Throughout the 20th century, numerous efforts were made to establish common spelling in all Portuguese-speaking countries. The Portuguese Language Orthographic Agreement of 1990 was ratified by Brazil in 2004 and implemented in 2009.
After that, the Government allowed for a 6-year transition period where both spellings could exist within Portugal and this was finally enforced as of January 1, 2015.
Other Portuguese-speaking nations impacted by the reform (Mozambique, Cape Verde, Guinea-Bissau, Macau, East Timor, Sao Tome and Principe) have ratified and implemented the Agreement at different paces, with the exception of Angola which has not done so yet.
The major changes introduced by this spelling reform are as follows:
- Addition of the letters k, w, and y to the Portuguese alphabet;
- Omission of all mute consonants;
- Standardization of the capitalization of months, seasons, and orientation which are to be lower case when written within a sentence;
- Removal of accents that indicate pronunciation:
- Removal of accents used solely to distinguish between different words that would otherwise be spelt the same;
- Removal of hyphens in compound words;
- Standardization of hyphen use in prefixes;
- A hyphen is used when the second element starts with an “h”;
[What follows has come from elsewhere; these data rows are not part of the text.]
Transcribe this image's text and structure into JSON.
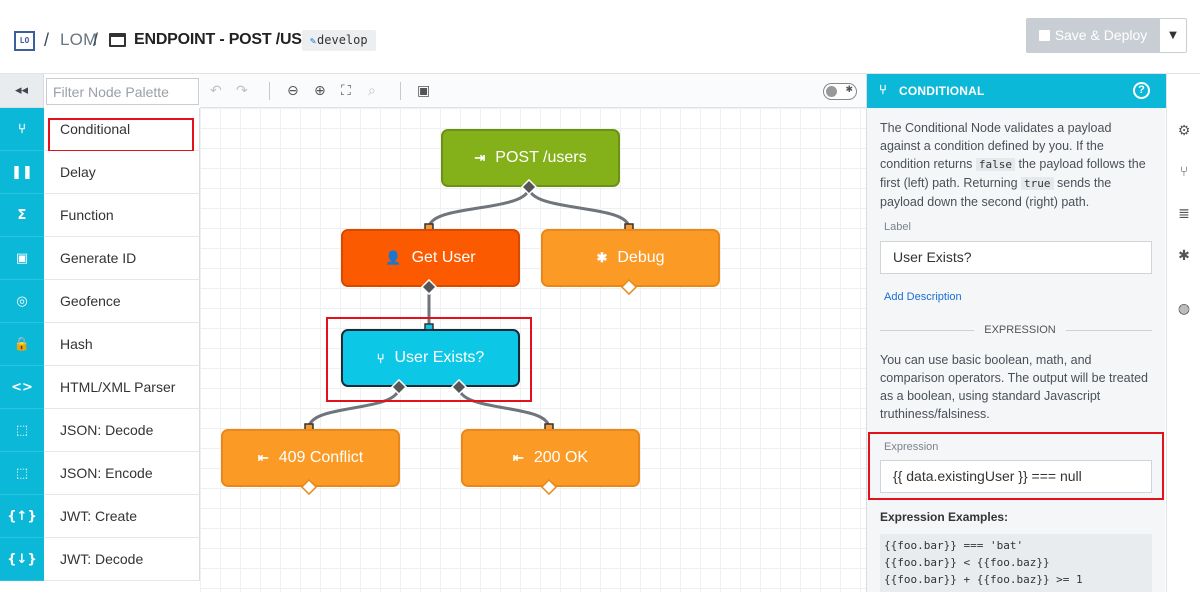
{
  "header": {
    "logo_text": "LO",
    "sep": "/",
    "app_name": "LOM",
    "resource_title": "ENDPOINT - POST /USERS",
    "branch": "develop",
    "deploy_label": "Save & Deploy"
  },
  "palette": {
    "filter_placeholder": "Filter Node Palette",
    "items": [
      {
        "label": "Conditional",
        "icon": "conditional-icon",
        "glyph": "⑂"
      },
      {
        "label": "Delay",
        "icon": "pause-icon",
        "glyph": "❚❚"
      },
      {
        "label": "Function",
        "icon": "sigma-icon",
        "glyph": "Σ"
      },
      {
        "label": "Generate ID",
        "icon": "id-card-icon",
        "glyph": "▣"
      },
      {
        "label": "Geofence",
        "icon": "crosshair-icon",
        "glyph": "◎"
      },
      {
        "label": "Hash",
        "icon": "lock-icon",
        "glyph": "🔒"
      },
      {
        "label": "HTML/XML Parser",
        "icon": "code-icon",
        "glyph": "<>"
      },
      {
        "label": "JSON: Decode",
        "icon": "json-decode-icon",
        "glyph": "⬚"
      },
      {
        "label": "JSON: Encode",
        "icon": "json-encode-icon",
        "glyph": "⬚"
      },
      {
        "label": "JWT: Create",
        "icon": "jwt-create-icon",
        "glyph": "{↑}"
      },
      {
        "label": "JWT: Decode",
        "icon": "jwt-decode-icon",
        "glyph": "{↓}"
      }
    ]
  },
  "canvas": {
    "nodes": {
      "post_users": "POST /users",
      "get_user": "Get User",
      "debug": "Debug",
      "user_exists": "User Exists?",
      "conflict": "409 Conflict",
      "ok": "200 OK"
    }
  },
  "panel": {
    "title": "CONDITIONAL",
    "desc_1": "The Conditional Node validates a payload against a condition defined by you. If the condition returns",
    "desc_false": "false",
    "desc_2": "the payload follows the first (left) path. Returning",
    "desc_true": "true",
    "desc_3": "sends the payload down the second (right) path.",
    "label_caption": "Label",
    "label_value": "User Exists?",
    "add_description": "Add Description",
    "section_title": "EXPRESSION",
    "expr_help": "You can use basic boolean, math, and comparison operators. The output will be treated as a boolean, using standard Javascript truthiness/falsiness.",
    "expr_caption": "Expression",
    "expr_value": "{{ data.existingUser }} === null",
    "examples_title": "Expression Examples:",
    "examples": [
      "{{foo.bar}} === 'bat'",
      "{{foo.bar}} < {{foo.baz}}",
      "{{foo.bar}} + {{foo.baz}} >= 1"
    ]
  },
  "colors": {
    "accent": "#0cb8d8",
    "trigger_node": "#84b01a",
    "getuser_node": "#fb5a00",
    "output_node": "#fb9a25",
    "conditional_node": "#0cc8e6",
    "highlight": "#e2111b"
  }
}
- A hyphen is not used when the prefix ends with a vowel and is followed by a different vowel or a consonant other than “r” or “s”;
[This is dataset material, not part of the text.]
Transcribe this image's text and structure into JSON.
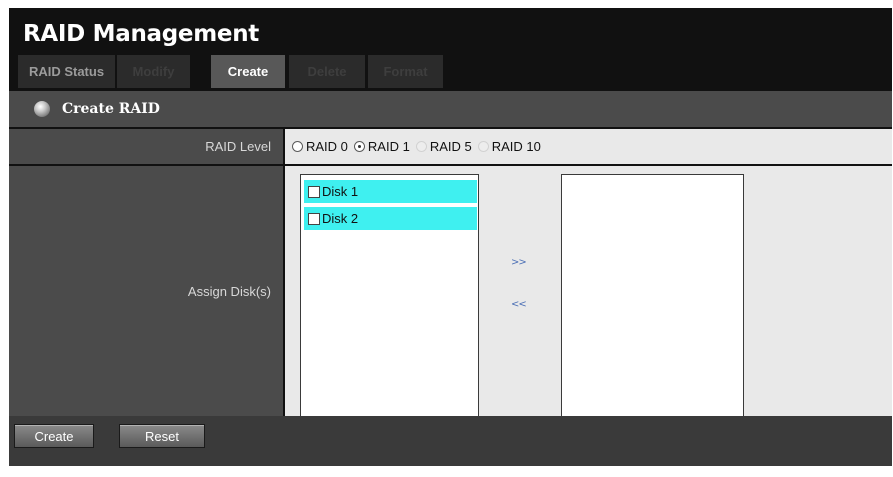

Even though it has been a subject of great controversy, this new spelling is now endorsed and widely implemented by major world-known brands. This has implied a huge effort to adapt and update Portuguese content on numerous platforms.
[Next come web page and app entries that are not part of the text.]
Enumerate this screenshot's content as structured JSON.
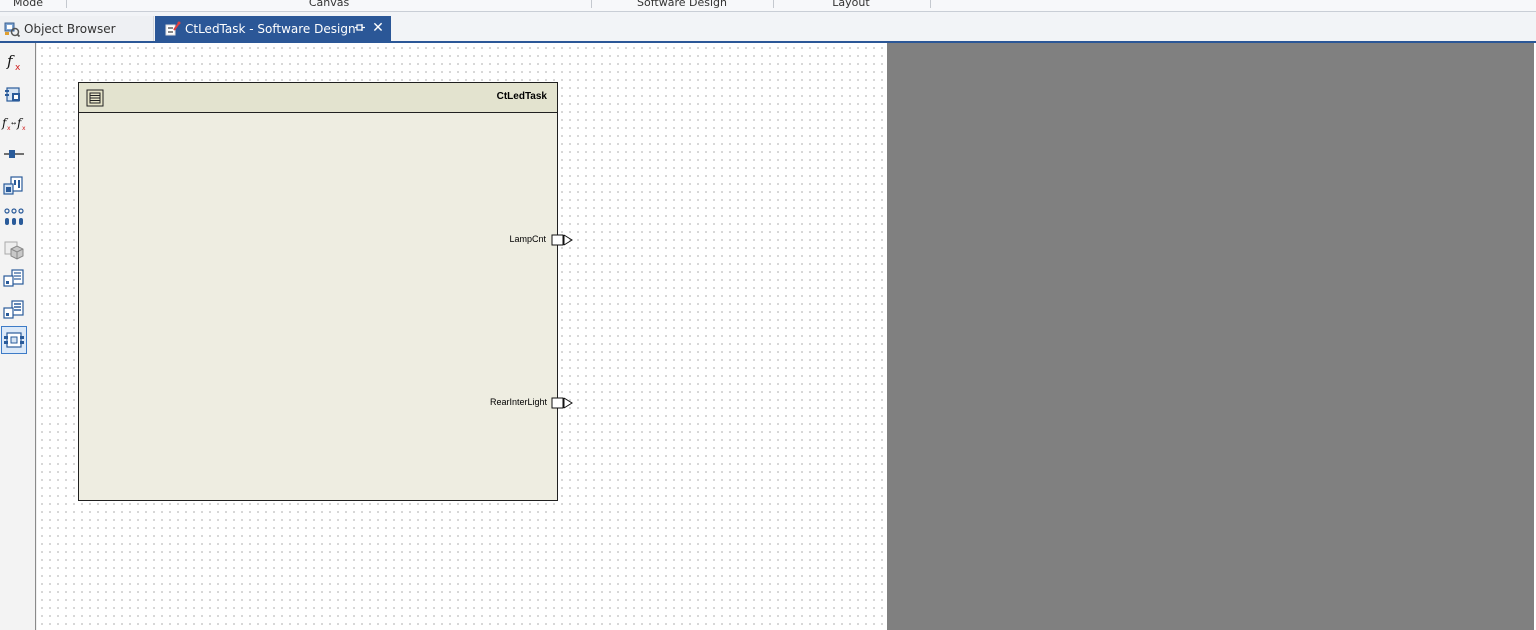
{
  "ribbon": {
    "groups": [
      {
        "label": "Mode"
      },
      {
        "label": "Canvas"
      },
      {
        "label": "Software Design"
      },
      {
        "label": "Layout"
      }
    ]
  },
  "tabs": {
    "object_browser": {
      "label": "Object Browser",
      "icon": "object-browser-icon"
    },
    "active": {
      "label": "CtLedTask - Software Design",
      "icon": "software-design-icon",
      "pin_icon": "pin-icon",
      "close": "✕"
    }
  },
  "toolbar": {
    "tools": [
      {
        "name": "function-tool",
        "icon": "fx-icon"
      },
      {
        "name": "component-tool",
        "icon": "component-icon"
      },
      {
        "name": "function-link-tool",
        "icon": "fx-link-fx-icon"
      },
      {
        "name": "connector-tool",
        "icon": "connector-icon"
      },
      {
        "name": "module-tool",
        "icon": "module-icon"
      },
      {
        "name": "port-group-tool",
        "icon": "port-group-icon"
      },
      {
        "name": "package-tool",
        "icon": "package-icon"
      },
      {
        "name": "interface-tool",
        "icon": "interface-icon"
      },
      {
        "name": "interface-list-tool",
        "icon": "interface-list-icon"
      },
      {
        "name": "composition-tool",
        "icon": "composition-icon",
        "selected": true
      }
    ]
  },
  "component": {
    "title": "CtLedTask",
    "icon": "component-type-icon",
    "ports": [
      {
        "label": "LampCnt"
      },
      {
        "label": "RearInterLight"
      }
    ]
  },
  "colors": {
    "tab_active_bg": "#2b5797",
    "component_body": "#eeede1",
    "component_header": "#e3e3cf",
    "gray_area": "#808080"
  }
}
If you have your content translated into Portuguese and would like to make sure they reflect the most up-to-date spelling rules, feel free to drop me a line and I’ll be happy to advise you.